The stated value proposition of infrastructure as an investment is given by its attractive financial attributes, such as strong returns, a low sensitivity to the business cycle, little correlation with equity market, long-term stable and predictable cash flows. But do infrastructure investments live up to this promise?

Infrastructure funds

Professor Kräussl and his colleagues find that the majority of investments by institutional investors is made through closed funds that have a private equity type of structure. Infrastructure funds do not provide more stable cash flows to institutional investors than other alternative assets.

Infrastructure funds also do not provide less risky returns and the distribution of returns delivered by infrastructure funds is as wide as the distribution of returns delivered by buyout and real estate funds. The cash flows and performance delivered by private infrastructure funds depend primarily on exiting (selling) the underlying assets, which does not deliver stable payout and is not in line with the stated objectives of long-term investors.

The authors show that public investors perform worse than private institutional investors in their infrastructure investments, although they are exposed to underlying deals with very similar project stage, concession terms, ownership structure, industry, and geographical location.

They conclude that public investors are not pursuing strategies whose goals are pure value maximisation in asset classes closely linked to government policies. Nonetheless, given the relatively low share of local infrastructure investments, much of the subsidy is going to regions and countries that are outside of the institutional investor’s home state or country.

"The Finance of Infrastructure Symposium"

While in the United States, Professor Roman Kräussl, who has been invited since 2017 to be a Visiting Fellow at the Hoover Institution at Stanford University, also travelled to California to co-organise and chair "The Finance of Infrastructure Symposium".

At the event, which brought together leading academic scholars, finance experts and policymakers from across the US and the world, six academic papers on infrastructure investments got presented and discussed.

Sir Danny Alexander of the Asia Infrastructure Investment Bank (AIIB) presented the policy keynote address on "The Role of International Financial Institutions in Supporting Infrastructure" and Edward Glaeser of Harvard University delivered the academic keynote talk on "Incentives, Infrastructure and Institutions: Building, Funding and Managing Public Works." A panel discussion on "The Finance of Infrastructure: Present and Future" included Isela Bahena, Nuveen/TIAA; Michael Bennon, Stanford Global Projects Center; John Graves, Washington State Investment Board; Adebayo Ogunlesi, Global Infrastructure Partners; and was moderated by Professor Roman Kräussl.
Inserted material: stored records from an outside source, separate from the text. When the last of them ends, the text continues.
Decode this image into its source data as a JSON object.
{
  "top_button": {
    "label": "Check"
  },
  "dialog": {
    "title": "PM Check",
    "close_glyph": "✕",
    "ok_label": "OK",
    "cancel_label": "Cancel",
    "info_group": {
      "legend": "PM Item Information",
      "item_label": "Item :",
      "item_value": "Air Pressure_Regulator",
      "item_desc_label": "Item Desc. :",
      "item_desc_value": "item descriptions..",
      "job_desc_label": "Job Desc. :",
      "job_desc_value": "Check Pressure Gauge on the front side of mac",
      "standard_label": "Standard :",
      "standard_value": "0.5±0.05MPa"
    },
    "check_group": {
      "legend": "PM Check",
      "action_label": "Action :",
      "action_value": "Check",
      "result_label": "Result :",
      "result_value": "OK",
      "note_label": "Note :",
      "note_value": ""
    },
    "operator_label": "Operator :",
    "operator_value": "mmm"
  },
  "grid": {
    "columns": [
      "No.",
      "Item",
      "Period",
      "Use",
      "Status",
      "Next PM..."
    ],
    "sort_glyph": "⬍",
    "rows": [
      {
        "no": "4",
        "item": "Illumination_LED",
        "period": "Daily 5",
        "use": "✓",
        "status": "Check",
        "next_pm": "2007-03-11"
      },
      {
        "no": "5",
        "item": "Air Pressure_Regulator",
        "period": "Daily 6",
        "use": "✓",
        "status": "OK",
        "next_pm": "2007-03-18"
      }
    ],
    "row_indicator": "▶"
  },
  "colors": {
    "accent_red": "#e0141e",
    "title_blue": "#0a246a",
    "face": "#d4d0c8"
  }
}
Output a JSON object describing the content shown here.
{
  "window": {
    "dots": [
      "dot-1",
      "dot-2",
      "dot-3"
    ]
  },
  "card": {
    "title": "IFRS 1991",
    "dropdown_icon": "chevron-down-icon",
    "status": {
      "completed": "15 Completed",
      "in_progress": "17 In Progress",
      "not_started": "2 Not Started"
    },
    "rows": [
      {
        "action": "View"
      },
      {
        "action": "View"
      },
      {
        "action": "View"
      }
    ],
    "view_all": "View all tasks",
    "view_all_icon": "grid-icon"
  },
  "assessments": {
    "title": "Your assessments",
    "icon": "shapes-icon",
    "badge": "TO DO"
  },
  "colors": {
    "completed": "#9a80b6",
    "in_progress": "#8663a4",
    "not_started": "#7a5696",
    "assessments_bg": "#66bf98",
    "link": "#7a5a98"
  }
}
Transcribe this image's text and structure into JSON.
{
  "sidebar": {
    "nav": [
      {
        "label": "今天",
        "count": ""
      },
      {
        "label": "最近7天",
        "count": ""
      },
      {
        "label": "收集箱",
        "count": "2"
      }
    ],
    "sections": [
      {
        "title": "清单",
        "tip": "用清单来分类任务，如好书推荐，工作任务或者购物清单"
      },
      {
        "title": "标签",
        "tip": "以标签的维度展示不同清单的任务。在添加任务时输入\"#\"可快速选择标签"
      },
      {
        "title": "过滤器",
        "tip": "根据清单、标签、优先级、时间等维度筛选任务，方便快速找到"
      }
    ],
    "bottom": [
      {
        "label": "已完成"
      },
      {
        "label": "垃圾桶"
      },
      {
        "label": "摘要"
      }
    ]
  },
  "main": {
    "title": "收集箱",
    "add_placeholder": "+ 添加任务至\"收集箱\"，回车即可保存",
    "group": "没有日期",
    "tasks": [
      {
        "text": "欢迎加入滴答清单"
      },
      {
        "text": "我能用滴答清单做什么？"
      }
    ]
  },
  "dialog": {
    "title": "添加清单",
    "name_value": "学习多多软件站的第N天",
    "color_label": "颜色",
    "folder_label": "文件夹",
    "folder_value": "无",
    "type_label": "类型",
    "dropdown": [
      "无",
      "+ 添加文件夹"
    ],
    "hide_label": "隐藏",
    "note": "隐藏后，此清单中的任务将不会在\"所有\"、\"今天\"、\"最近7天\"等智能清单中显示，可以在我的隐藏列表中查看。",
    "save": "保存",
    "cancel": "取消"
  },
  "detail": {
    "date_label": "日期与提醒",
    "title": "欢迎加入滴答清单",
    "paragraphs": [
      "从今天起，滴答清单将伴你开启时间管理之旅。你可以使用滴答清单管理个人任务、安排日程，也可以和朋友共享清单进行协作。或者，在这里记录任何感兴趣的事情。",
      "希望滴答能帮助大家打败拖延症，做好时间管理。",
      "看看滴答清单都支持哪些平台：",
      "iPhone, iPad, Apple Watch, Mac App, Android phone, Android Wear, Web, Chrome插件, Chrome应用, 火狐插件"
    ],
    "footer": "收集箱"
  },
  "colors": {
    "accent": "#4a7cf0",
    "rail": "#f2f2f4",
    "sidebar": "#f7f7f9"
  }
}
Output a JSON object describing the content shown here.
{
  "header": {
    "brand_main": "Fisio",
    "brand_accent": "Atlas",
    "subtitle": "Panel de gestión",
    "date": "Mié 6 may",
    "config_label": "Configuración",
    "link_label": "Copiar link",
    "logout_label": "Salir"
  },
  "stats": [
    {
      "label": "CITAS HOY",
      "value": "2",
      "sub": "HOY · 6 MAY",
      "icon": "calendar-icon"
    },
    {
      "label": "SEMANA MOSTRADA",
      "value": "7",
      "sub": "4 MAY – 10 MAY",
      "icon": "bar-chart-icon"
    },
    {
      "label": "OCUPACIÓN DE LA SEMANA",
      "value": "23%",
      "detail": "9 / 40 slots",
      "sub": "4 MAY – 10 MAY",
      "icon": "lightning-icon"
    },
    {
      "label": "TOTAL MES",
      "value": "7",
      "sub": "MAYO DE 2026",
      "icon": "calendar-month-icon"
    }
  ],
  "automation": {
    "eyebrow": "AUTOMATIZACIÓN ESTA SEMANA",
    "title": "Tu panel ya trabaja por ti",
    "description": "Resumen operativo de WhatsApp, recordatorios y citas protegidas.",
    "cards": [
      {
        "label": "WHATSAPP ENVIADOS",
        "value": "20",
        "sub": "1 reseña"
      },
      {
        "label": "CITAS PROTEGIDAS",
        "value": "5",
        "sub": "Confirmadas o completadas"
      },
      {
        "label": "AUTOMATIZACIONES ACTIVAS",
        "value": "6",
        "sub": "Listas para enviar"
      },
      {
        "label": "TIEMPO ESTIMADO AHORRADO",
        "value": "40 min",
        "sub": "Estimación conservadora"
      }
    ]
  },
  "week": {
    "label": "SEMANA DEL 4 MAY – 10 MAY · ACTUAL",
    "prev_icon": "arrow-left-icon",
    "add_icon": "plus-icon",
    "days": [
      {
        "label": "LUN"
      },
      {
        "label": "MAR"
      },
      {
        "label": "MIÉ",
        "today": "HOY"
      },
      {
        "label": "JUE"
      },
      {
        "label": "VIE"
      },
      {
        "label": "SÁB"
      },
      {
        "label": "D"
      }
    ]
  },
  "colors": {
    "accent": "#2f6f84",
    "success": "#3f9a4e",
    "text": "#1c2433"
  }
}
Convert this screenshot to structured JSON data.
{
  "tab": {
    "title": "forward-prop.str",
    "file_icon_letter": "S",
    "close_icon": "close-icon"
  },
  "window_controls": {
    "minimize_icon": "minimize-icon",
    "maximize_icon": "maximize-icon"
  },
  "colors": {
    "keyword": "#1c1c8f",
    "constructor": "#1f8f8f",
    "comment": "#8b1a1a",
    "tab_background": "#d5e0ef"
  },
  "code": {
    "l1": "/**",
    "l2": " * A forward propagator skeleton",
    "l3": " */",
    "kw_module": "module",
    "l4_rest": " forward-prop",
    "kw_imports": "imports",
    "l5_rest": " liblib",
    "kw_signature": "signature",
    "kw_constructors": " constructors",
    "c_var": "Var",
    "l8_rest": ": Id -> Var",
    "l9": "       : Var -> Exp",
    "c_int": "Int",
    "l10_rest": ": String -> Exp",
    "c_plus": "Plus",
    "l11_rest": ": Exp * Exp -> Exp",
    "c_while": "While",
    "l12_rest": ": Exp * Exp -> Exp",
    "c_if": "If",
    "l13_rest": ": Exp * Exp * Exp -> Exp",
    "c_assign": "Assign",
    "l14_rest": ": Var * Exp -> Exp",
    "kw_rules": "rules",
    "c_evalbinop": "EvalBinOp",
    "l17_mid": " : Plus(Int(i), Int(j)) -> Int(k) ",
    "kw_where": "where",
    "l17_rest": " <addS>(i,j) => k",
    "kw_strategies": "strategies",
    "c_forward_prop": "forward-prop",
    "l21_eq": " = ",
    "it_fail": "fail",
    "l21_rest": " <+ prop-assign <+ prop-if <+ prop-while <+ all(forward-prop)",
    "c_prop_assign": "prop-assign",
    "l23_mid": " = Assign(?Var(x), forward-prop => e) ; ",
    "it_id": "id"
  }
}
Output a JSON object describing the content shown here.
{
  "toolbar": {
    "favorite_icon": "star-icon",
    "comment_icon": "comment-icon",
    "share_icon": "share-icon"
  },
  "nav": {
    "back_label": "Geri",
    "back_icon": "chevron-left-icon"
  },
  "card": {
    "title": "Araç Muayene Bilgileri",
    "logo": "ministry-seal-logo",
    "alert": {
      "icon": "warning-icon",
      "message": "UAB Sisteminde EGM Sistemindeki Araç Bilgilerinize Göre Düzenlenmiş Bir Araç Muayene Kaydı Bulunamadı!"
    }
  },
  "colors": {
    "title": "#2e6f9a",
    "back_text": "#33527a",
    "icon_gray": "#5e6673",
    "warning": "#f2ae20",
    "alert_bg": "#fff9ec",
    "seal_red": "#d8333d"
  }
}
On the day, event participants discussed the infrastructure "gap" between planned and desired infrastructure, shared views on obstacles that exist to the financing of infrastructure, as well as made policy conclusions given these hurdles.